REQUIRED WORK: Throughout the records below, find each line holding "this" and copy it.

*** Begin section ***

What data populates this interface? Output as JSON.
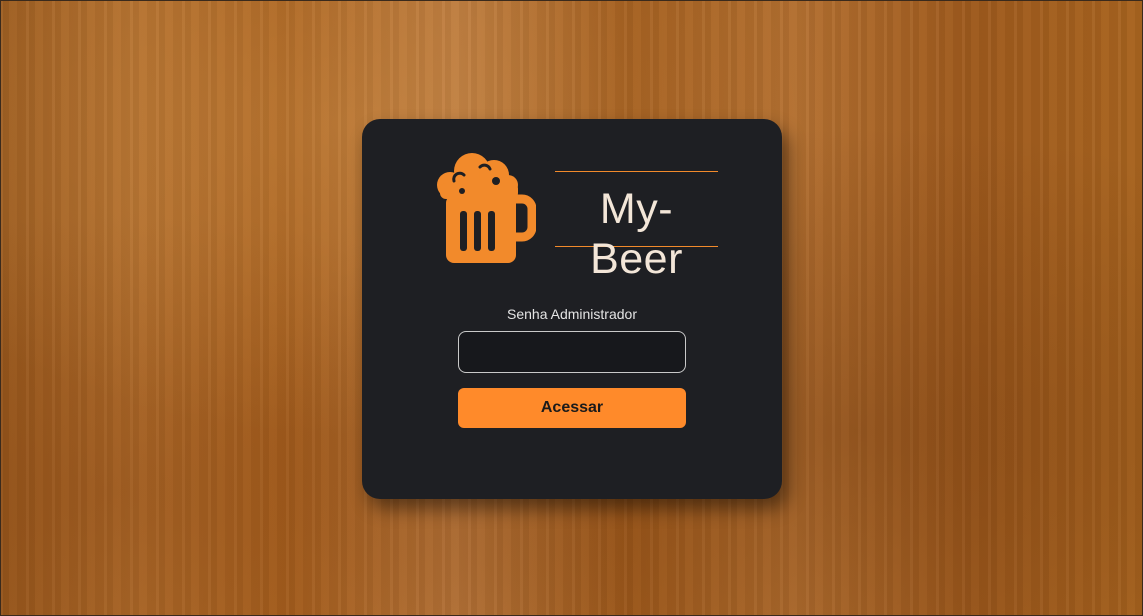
{
  "brand": {
    "title": "My-Beer",
    "logo_icon": "beer-mug-icon",
    "accent_color": "#ff8a2a"
  },
  "login": {
    "password_label": "Senha Administrador",
    "password_value": "",
    "submit_label": "Acessar"
  }
}
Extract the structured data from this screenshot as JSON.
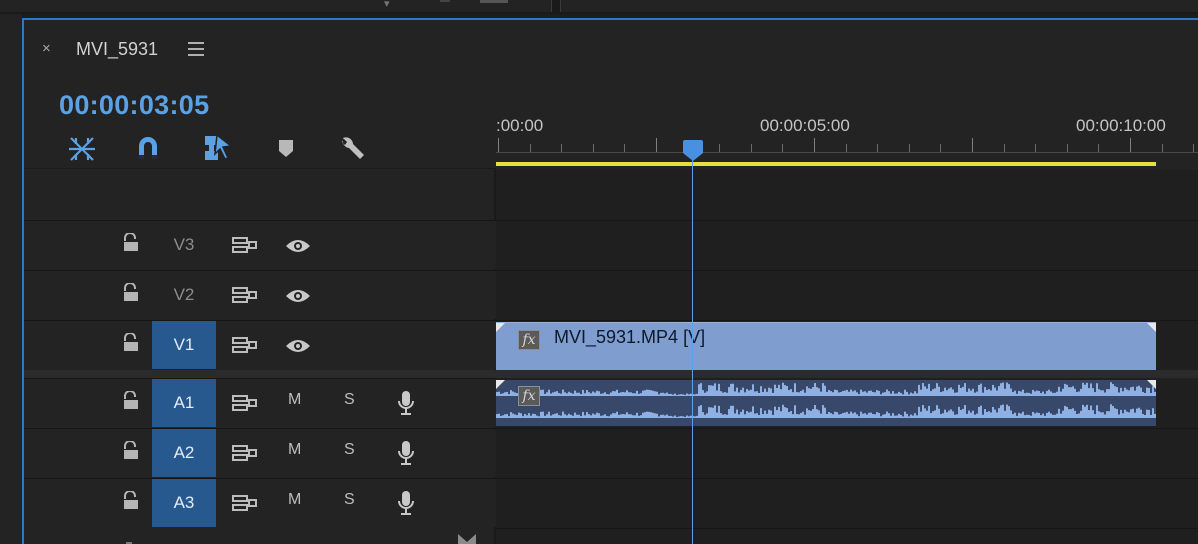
{
  "panel": {
    "tab_title": "MVI_5931",
    "close_glyph": "×",
    "timecode": "00:00:03:05"
  },
  "tools": [
    {
      "name": "insert-overwrite-icon",
      "color": "#5aa1e6"
    },
    {
      "name": "snap-magnet-icon",
      "color": "#5aa1e6"
    },
    {
      "name": "linked-selection-icon",
      "color": "#5aa1e6"
    },
    {
      "name": "add-marker-icon",
      "color": "#b8b8b8"
    },
    {
      "name": "timeline-settings-wrench-icon",
      "color": "#b8b8b8"
    }
  ],
  "ruler": {
    "labels": [
      ":00:00",
      "00:00:05:00",
      "00:00:10:00"
    ]
  },
  "tracks": {
    "video": [
      {
        "name": "V3",
        "active": false
      },
      {
        "name": "V2",
        "active": false
      },
      {
        "name": "V1",
        "active": true
      }
    ],
    "audio": [
      {
        "name": "A1",
        "active": true,
        "mute": "M",
        "solo": "S"
      },
      {
        "name": "A2",
        "active": true,
        "mute": "M",
        "solo": "S"
      },
      {
        "name": "A3",
        "active": true,
        "mute": "M",
        "solo": "S"
      }
    ]
  },
  "clips": {
    "video_clip_name": "MVI_5931.MP4 [V]",
    "fx_label": "fx"
  },
  "colors": {
    "accent": "#5aa1e6",
    "active_track": "#27598f",
    "video_clip": "#7f9ecf",
    "audio_clip": "#37486b",
    "work_area_bar": "#e6df40"
  }
}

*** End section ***

SOLUTION:
What data populates this interface? Output as JSON.
Extract the structured data from this screenshot as JSON.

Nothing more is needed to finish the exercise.